INPUT DATA section start

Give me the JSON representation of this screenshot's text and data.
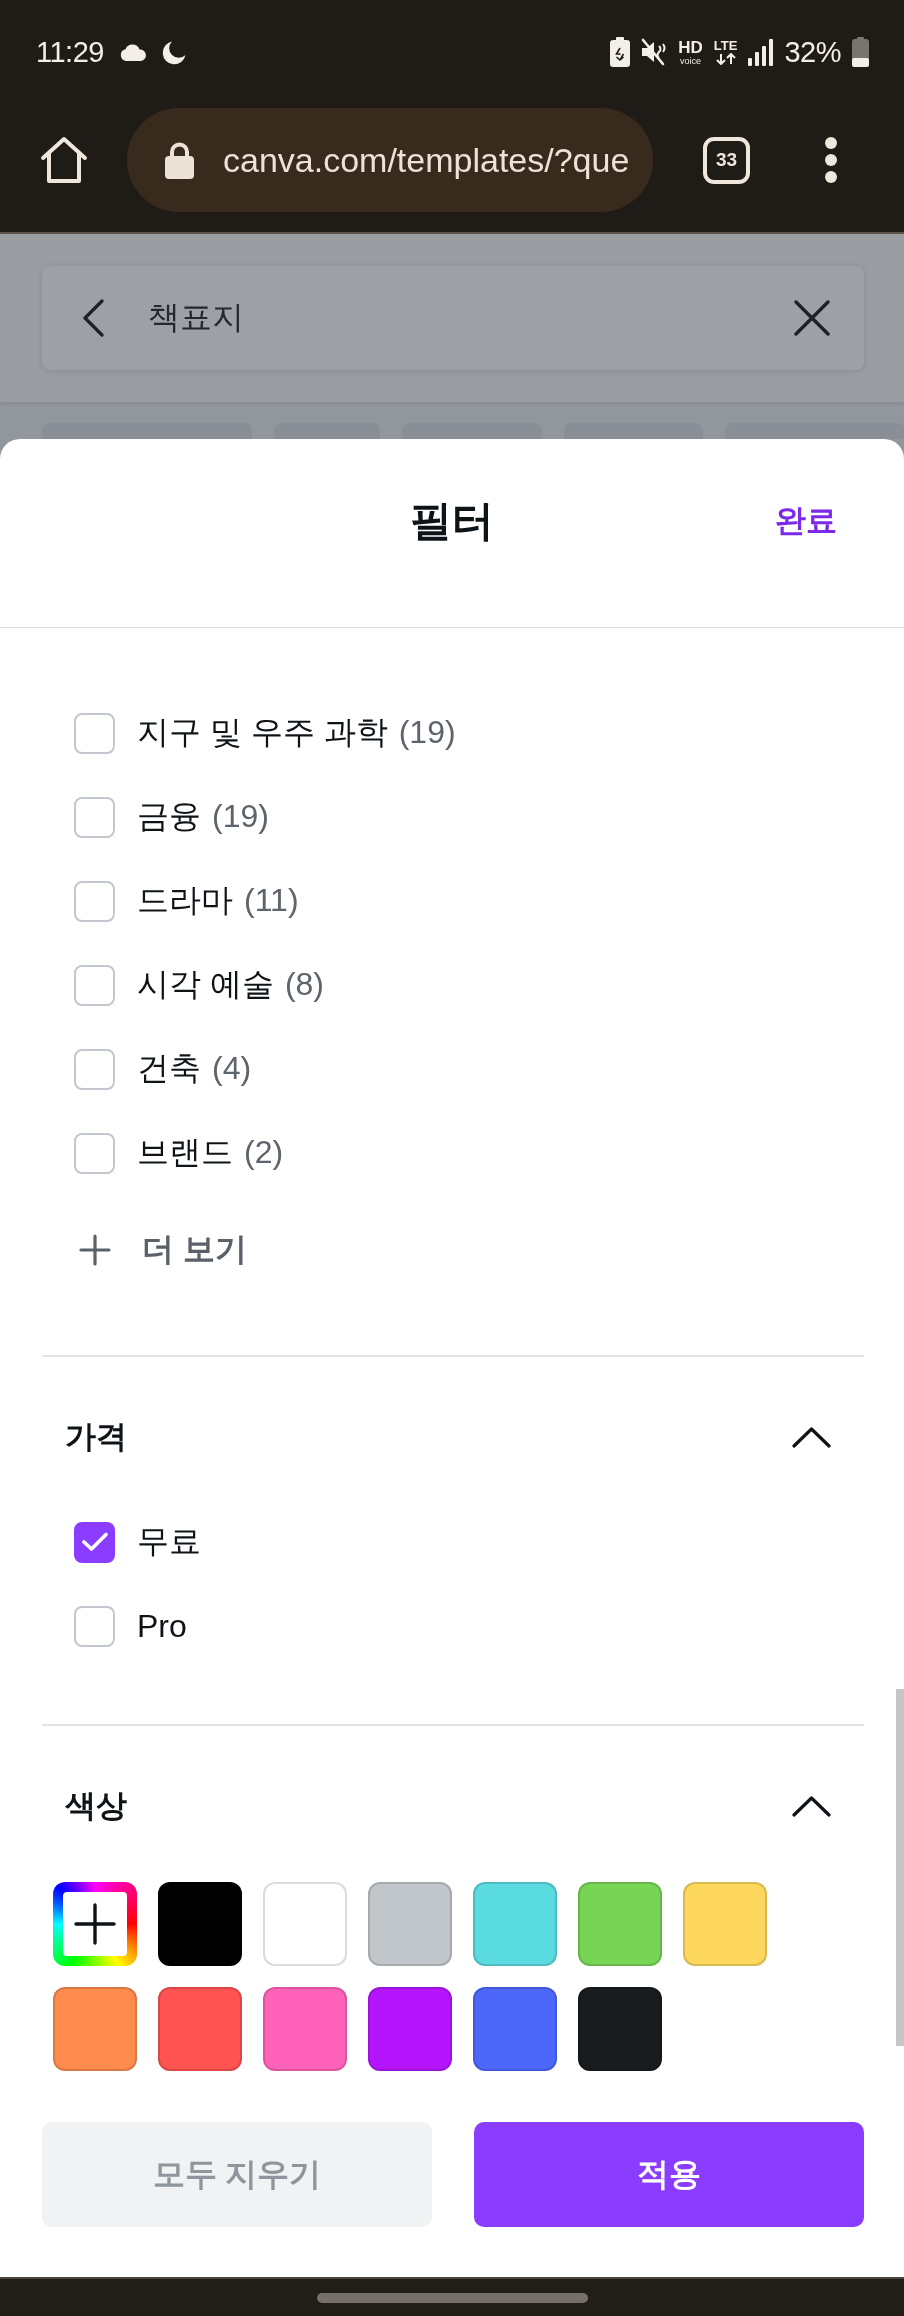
{
  "status_bar": {
    "time": "11:29",
    "hd": "HD",
    "voice": "voice",
    "lte": "LTE",
    "battery": "32%"
  },
  "browser": {
    "url": "canva.com/templates/?que",
    "tab_count": "33"
  },
  "search": {
    "value": "책표지"
  },
  "filter_sheet": {
    "title": "필터",
    "done": "완료",
    "topics": [
      {
        "label": "지구 및 우주 과학",
        "count": "(19)",
        "checked": false
      },
      {
        "label": "금융",
        "count": "(19)",
        "checked": false
      },
      {
        "label": "드라마",
        "count": "(11)",
        "checked": false
      },
      {
        "label": "시각 예술",
        "count": "(8)",
        "checked": false
      },
      {
        "label": "건축",
        "count": "(4)",
        "checked": false
      },
      {
        "label": "브랜드",
        "count": "(2)",
        "checked": false
      }
    ],
    "show_more": "더 보기",
    "sections": [
      {
        "kind": "checkboxes",
        "title": "가격",
        "expanded": true,
        "options": [
          {
            "label": "무료",
            "checked": true
          },
          {
            "label": "Pro",
            "checked": false
          }
        ]
      },
      {
        "kind": "colors",
        "title": "색상",
        "expanded": true,
        "swatches": [
          {
            "kind": "picker"
          },
          {
            "kind": "color",
            "color": "#000000"
          },
          {
            "kind": "color",
            "color": "#ffffff"
          },
          {
            "kind": "color",
            "color": "#c1c6cb"
          },
          {
            "kind": "color",
            "color": "#5adbe0"
          },
          {
            "kind": "color",
            "color": "#77d455"
          },
          {
            "kind": "color",
            "color": "#fdd85c"
          },
          {
            "kind": "color",
            "color": "#ff8b4e"
          },
          {
            "kind": "color",
            "color": "#ff5352"
          },
          {
            "kind": "color",
            "color": "#ff62b9"
          },
          {
            "kind": "color",
            "color": "#b515fd"
          },
          {
            "kind": "color",
            "color": "#4d67fb"
          },
          {
            "kind": "color",
            "color": "#191c1f"
          }
        ]
      }
    ],
    "actions": {
      "clear": {
        "label": "모두 지우기",
        "disabled": true
      },
      "apply": {
        "label": "적용"
      }
    }
  }
}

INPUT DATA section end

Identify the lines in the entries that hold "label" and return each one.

        "label": "지구 및 우주 과학",
        "label": "금융",
        "label": "드라마",
        "label": "시각 예술",
        "label": "건축",
        "label": "브랜드",
            "label": "무료",
            "label": "Pro",
        "label": "모두 지우기",
        "label": "적용"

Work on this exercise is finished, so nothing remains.